Even Medicaid, the federal health program for the poor, appears to employ better negotiators than the private Medicare plans. On Jan. 1, 6 million elderly and disabled people were switched from Medicaid pharmacy plans to the new Medicare program. Overnight, many drugmakers began selling the same drugs at higher prices. Pfizer, for example, reported saving $325 million in Medicaid discounts during the first six months of this year "due primarily to the impact of" the Medicare drug benefit, according to a company report to the Securities and Exchange Commission.
"At some point, someone has to stand up to these industries that are doing so well in this program," said Robert M. Hayes, president of the Medicare Rights Center, a New York advocacy group. "It only makes sense that if the industries do less well, the taxpayers and the consumers will do better."

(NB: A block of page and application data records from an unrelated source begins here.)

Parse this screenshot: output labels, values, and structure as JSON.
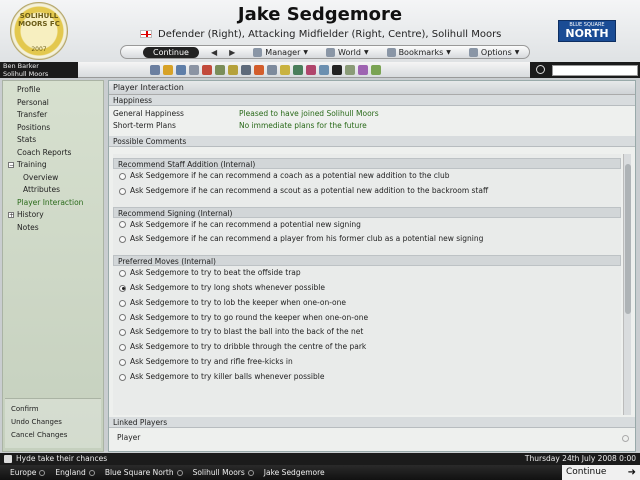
{
  "header": {
    "player_name": "Jake Sedgemore",
    "player_subtitle": "Defender (Right), Attacking Midfielder (Right, Centre), Solihull Moors",
    "club_badge_text": "SOLIHULL MOORS FC",
    "club_badge_year": "2007",
    "league_badge_top": "BLUE SQUARE",
    "league_badge_main": "NORTH"
  },
  "nav": {
    "continue_label": "Continue",
    "manager_label": "Manager",
    "world_label": "World",
    "bookmarks_label": "Bookmarks",
    "options_label": "Options"
  },
  "user": {
    "name": "Ben Barker",
    "club": "Solihull Moors"
  },
  "toolbar": {
    "icon_colors": [
      "#6b7fa0",
      "#d7a227",
      "#5e7ea8",
      "#8b94a3",
      "#c24a3b",
      "#7a8d59",
      "#b5a13a",
      "#5e6a7a",
      "#d35d2b",
      "#7d8a9c",
      "#c9b23f",
      "#4a7e5b",
      "#b0456c",
      "#6b8fb0",
      "#222222",
      "#8a9b77",
      "#9e63b1",
      "#7aa353"
    ]
  },
  "sidebar": {
    "items": [
      {
        "label": "Profile"
      },
      {
        "label": "Personal"
      },
      {
        "label": "Transfer"
      },
      {
        "label": "Positions"
      },
      {
        "label": "Stats"
      },
      {
        "label": "Coach Reports"
      },
      {
        "label": "Training"
      },
      {
        "label": "Overview"
      },
      {
        "label": "Attributes"
      },
      {
        "label": "Player Interaction"
      },
      {
        "label": "History"
      },
      {
        "label": "Notes"
      }
    ],
    "actions": [
      "Confirm",
      "Undo Changes",
      "Cancel Changes"
    ]
  },
  "main": {
    "title": "Player Interaction",
    "happiness": {
      "header": "Happiness",
      "rows": [
        {
          "label": "General Happiness",
          "value": "Pleased to have joined Solihull Moors"
        },
        {
          "label": "Short-term Plans",
          "value": "No immediate plans for the future"
        }
      ]
    },
    "possible_comments_header": "Possible Comments",
    "groups": [
      {
        "header": "Recommend Staff Addition (Internal)",
        "options": [
          "Ask Sedgemore if he can recommend a coach as a potential new addition to the club",
          "Ask Sedgemore if he can recommend a scout as a potential new addition to the backroom staff"
        ]
      },
      {
        "header": "Recommend Signing (Internal)",
        "options": [
          "Ask Sedgemore if he can recommend a potential new signing",
          "Ask Sedgemore if he can recommend a player from his former club as a potential new signing"
        ]
      },
      {
        "header": "Preferred Moves (Internal)",
        "options": [
          "Ask Sedgemore to try to beat the offside trap",
          "Ask Sedgemore to try long shots whenever possible",
          "Ask Sedgemore to try to lob the keeper when one-on-one",
          "Ask Sedgemore to try to go round the keeper when one-on-one",
          "Ask Sedgemore to try to blast the ball into the back of the net",
          "Ask Sedgemore to try to dribble through the centre of the park",
          "Ask Sedgemore to try and rifle free-kicks in",
          "Ask Sedgemore to try killer balls whenever possible"
        ],
        "selected_index": 1
      }
    ],
    "linked_players_header": "Linked Players",
    "linked_players_row": "Player"
  },
  "footer": {
    "news": "Hyde take their chances",
    "date": "Thursday 24th July 2008 0:00",
    "breadcrumbs": [
      "Europe",
      "England",
      "Blue Square North",
      "Solihull Moors",
      "Jake Sedgemore"
    ],
    "continue_label": "Continue"
  }
}
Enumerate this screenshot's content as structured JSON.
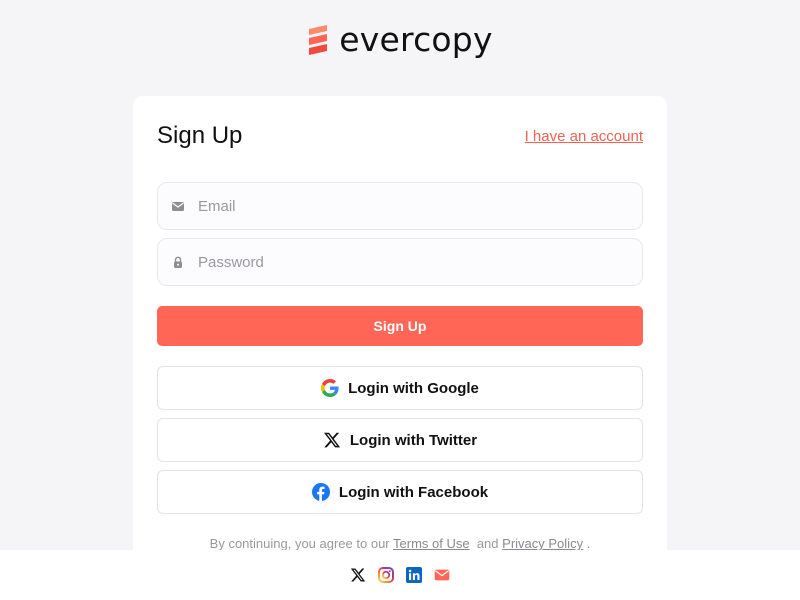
{
  "brand": {
    "name": "evercopy",
    "accent": "#ff6656",
    "link_color": "#ee6354"
  },
  "signup": {
    "title": "Sign Up",
    "account_link": "I have an account",
    "email": {
      "placeholder": "Email",
      "icon": "mail-icon"
    },
    "password": {
      "placeholder": "Password",
      "icon": "lock-icon"
    },
    "submit_label": "Sign Up",
    "social": [
      {
        "label": "Login with Google",
        "icon": "google-icon"
      },
      {
        "label": "Login with Twitter",
        "icon": "x-twitter-icon"
      },
      {
        "label": "Login with Facebook",
        "icon": "facebook-icon"
      }
    ],
    "terms": {
      "prefix": "By continuing, you agree to our",
      "terms_link": "Terms of Use",
      "and": "and",
      "privacy_link": "Privacy Policy",
      "suffix": "."
    }
  },
  "footer": {
    "icons": [
      "x-twitter-icon",
      "instagram-icon",
      "linkedin-icon",
      "mail-icon"
    ]
  }
}
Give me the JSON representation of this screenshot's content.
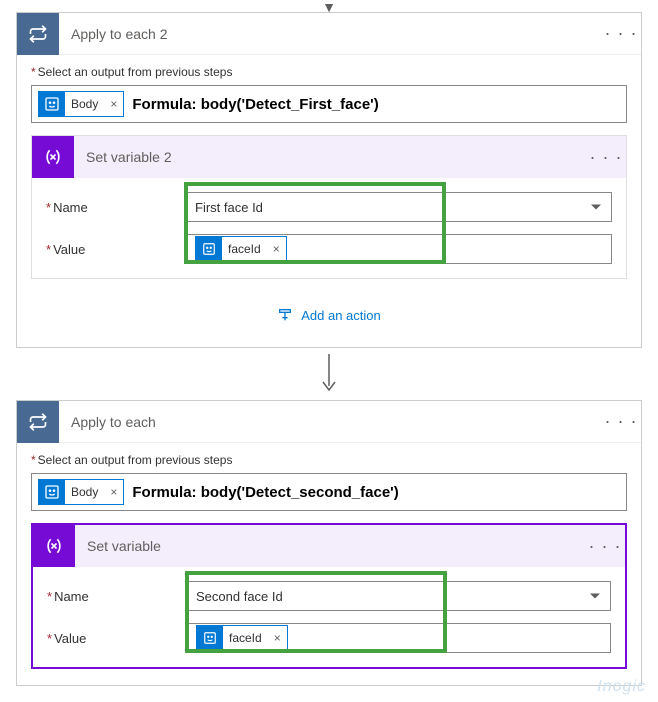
{
  "card1": {
    "title": "Apply to each 2",
    "select_label": "Select an output from previous steps",
    "token_label": "Body",
    "formula": "Formula:  body('Detect_First_face')",
    "nested": {
      "title": "Set variable 2",
      "name_label": "Name",
      "name_value": "First face Id",
      "value_label": "Value",
      "value_token": "faceId"
    },
    "add_action": "Add an action"
  },
  "card2": {
    "title": "Apply to each",
    "select_label": "Select an output from previous steps",
    "token_label": "Body",
    "formula": "Formula:  body('Detect_second_face')",
    "nested": {
      "title": "Set variable",
      "name_label": "Name",
      "name_value": "Second face Id",
      "value_label": "Value",
      "value_token": "faceId"
    }
  },
  "watermark": "Inogic"
}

Medicare officials say it's not fair to compare their prices with those of Medicaid and Veterans Affairs, which do not reflect certain overhead costs in their drug prices and offer a limited number of drugs. Limiting choice would be unacceptable to many Medicare beneficiaries, said Sen. Charles E. Grassley (R-Iowa), outgoing chairman of the Senate Finance Committee. "I don't think seniors want the government in their medicine cabinets," he said.
For now, it is not clear how aggressively Democrats are willing to push price negotiation. Ideas range from simply repealing the ban on negotiations -- which would accomplish little if the Bush administration refuses to negotiate -- to creating a separate, government-run Medicare drug program with strong negotiating power.
Rep. Fortney "Pete" Stark (D-Calif.), who is in line to become chairman of a key health subcommittee, said he prefers a middle path, with Medicare setting ceilings from which private insurers could negotiate downward.
But Sen. Max Baucus (D-Mont.), the incoming Senate Finance chairman, is cool to the idea of government negotiation, and has committed only to holding hearings to "determine what the result would be of eliminating" the no-negotiation clause.
W.J. "Billy" Tauzin, president of the Pharmaceutical Research and Manufacturers of America, said the drug lobby will "aggressively defend" the current plan. But John C. Rother, policy director for AARP, the powerful lobby for elderly Americans, said he has no doubt that the next Congress will give government some role in negotiating Medicare drug prices.
"This is an idea that's favored by 90 percent of the American public," Rother said. "It's not like you have to convince the American public that this is a good idea."
Staff writer Amy Goldstein contributed to this report.